Where 240-242 Johnston Street, Fitzroy, 9415 6420
Open Mon-Fri, 7am-4pm; Sat-Sun, 8am-4pm
Cards MC V Eftpos
Do . . . picnic at a table outside
Don't . . . underestimate the menu: the food is smart
Dish . . . corn fritters with kasoundi and poached eggs
Vibe . . . laid-back local
Prices . . . Breakfasts $7.50–$18, lunches $16–$20
Actually, I blame that '80s Robert Palmer video with the models dancing, out of time, wearing black dresses and blank expressions: the cute one, the hot one, the sexy one, the babe. The video that said it was OK to objectify women again; the video that also worked up the idea of addiction as a good thing. Addicted to Love. Addicted to Candy Crush. Addicted to corn fritters.

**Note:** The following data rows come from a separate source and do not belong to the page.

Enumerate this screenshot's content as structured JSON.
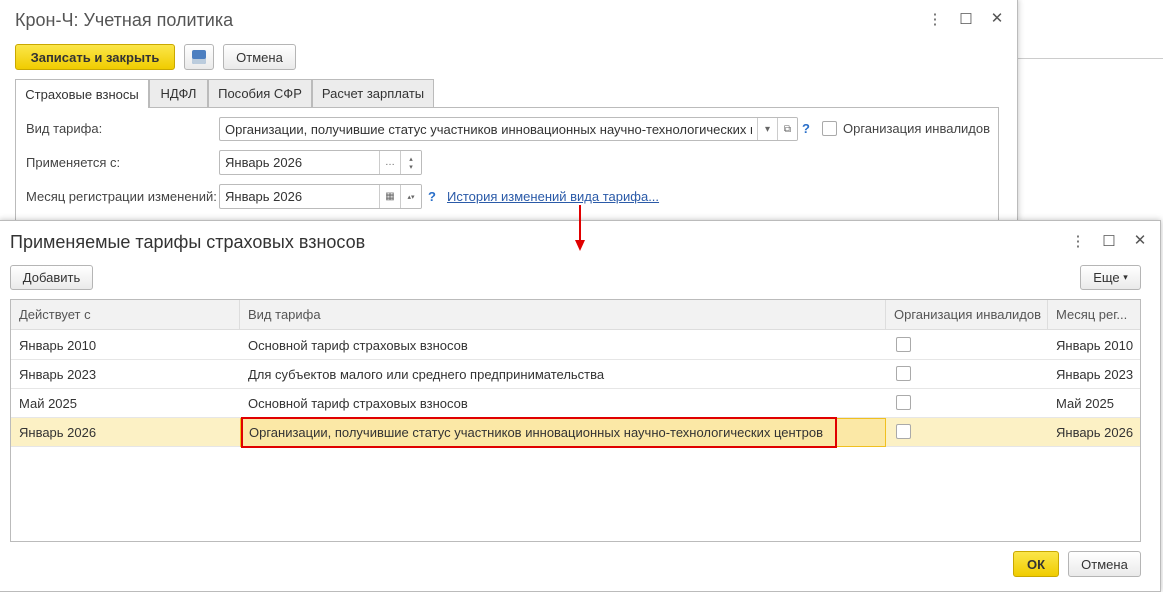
{
  "main_window": {
    "title": "Крон-Ч: Учетная политика",
    "save_close": "Записать и закрыть",
    "cancel": "Отмена",
    "tabs": [
      "Страховые взносы",
      "НДФЛ",
      "Пособия СФР",
      "Расчет зарплаты"
    ],
    "tariff_label": "Вид тарифа:",
    "tariff_value": "Организации, получившие статус участников инновационных научно-технологических ц",
    "disabled_org_label": "Организация инвалидов",
    "applied_from_label": "Применяется с:",
    "applied_from_value": "Январь 2026",
    "reg_month_label": "Месяц регистрации изменений:",
    "reg_month_value": "Январь 2026",
    "help": "?",
    "history_link": "История изменений вида тарифа..."
  },
  "dialog": {
    "title": "Применяемые тарифы страховых взносов",
    "add": "Добавить",
    "more": "Еще",
    "columns": [
      "Действует с",
      "Вид тарифа",
      "Организация инвалидов",
      "Месяц рег..."
    ],
    "rows": [
      {
        "from": "Январь 2010",
        "tariff": "Основной тариф страховых взносов",
        "disabled": false,
        "month": "Январь 2010"
      },
      {
        "from": "Январь 2023",
        "tariff": "Для субъектов малого или среднего предпринимательства",
        "disabled": false,
        "month": "Январь 2023"
      },
      {
        "from": "Май 2025",
        "tariff": "Основной тариф страховых взносов",
        "disabled": false,
        "month": "Май 2025"
      },
      {
        "from": "Январь 2026",
        "tariff": "Организации, получившие статус участников инновационных научно-технологических центров",
        "disabled": false,
        "month": "Январь 2026"
      }
    ],
    "ok": "ОК",
    "cancel": "Отмена"
  },
  "colors": {
    "accent": "#f0cc00",
    "highlight": "#e00000",
    "selected_row": "#fcf1c5"
  }
}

Addicted to corn fritters. That one turned up in my Instagram recently, along with a fake Polaroid of a dish of golden lovelies someone had 'grammed at Addict Food and Coffee. Better get down there myself for a taste, I thought.
The menu at this laid-back corner cafe – it's got big windows on to Johnston and Gore streets, a long, low communal table that says "hang around", the right kind of hip-hop soundtrack and a whitewashed, clean, timber fitout – is one of those everything-looks-tasty rather than what-the-hell-is-that affairs. Wholemeal buttermilk pancakes come with roasted peach and mascarpone; braised quinoa and chickpeas are cooked in mushroom stock; chorizo baked eggs are plated with green salsa and toasted sourdough. It sounds good, and you can easily imagine what will come out of the kitchen from chef Steve Hogan (ex-St Ali South).
Some of it is pretty. A veg and quinoa salad is a careful arrangement of roasted root vegetables, quinoa and shavings of turnip on a smart black plate. Potato hash with mushroom duxelles and roasted field mushroom is a neat stack: a splodge of duxelles under a crisp-creamy disc of potato hash, with a large roasted field mushroom, caramelised onion and a poached egg balanced on top.
The specials blackboard tempts, too: pulled confit duck salad with pickled vegetables; cheese kransky with poached egg, bacon and confit tomato on sourdough; or a roast beef sandwich with beetroot relish and game chips. The sandwich is toasted ciabatta stuffed with thin slices of pinkly roasted beef layered with carrot and cucumber ribbons and a pile of rocket, tangy beetroot relish slathered on the bread and more on the side. The "game chips" are house-made potato crisps.
Owners Greg Brassil and Joe Ventura started out roasting coffee in Shepparton; here, they've turned to Clement for their beans. A Kenya single origin has an intriguing butterscotch sweetness in a long black, while the Clement Pony blend makes a delicious, nutty caffe latte.
So how good are the corn fritters? Pretty good, actually: crunchy outside, creamy in, with whole kernels popping sweetly. They're lined up on the plate with two poached eggs – good ones – under a thick slice of grilled haloumi. A peppy kasoundi adds flavour contrast, and there's a scatter of coriander, mizuna and finely diced tomato.
At writing school they say, "Show, don't tell", so I'll show you my notebook: "Corn fritters – effing delicious."
But addictive? Let's just say, simply, irresistible.
The Age Good Cafe Guide 2014 is available in selected bookshops and online at theageshop.com.au for $9.99.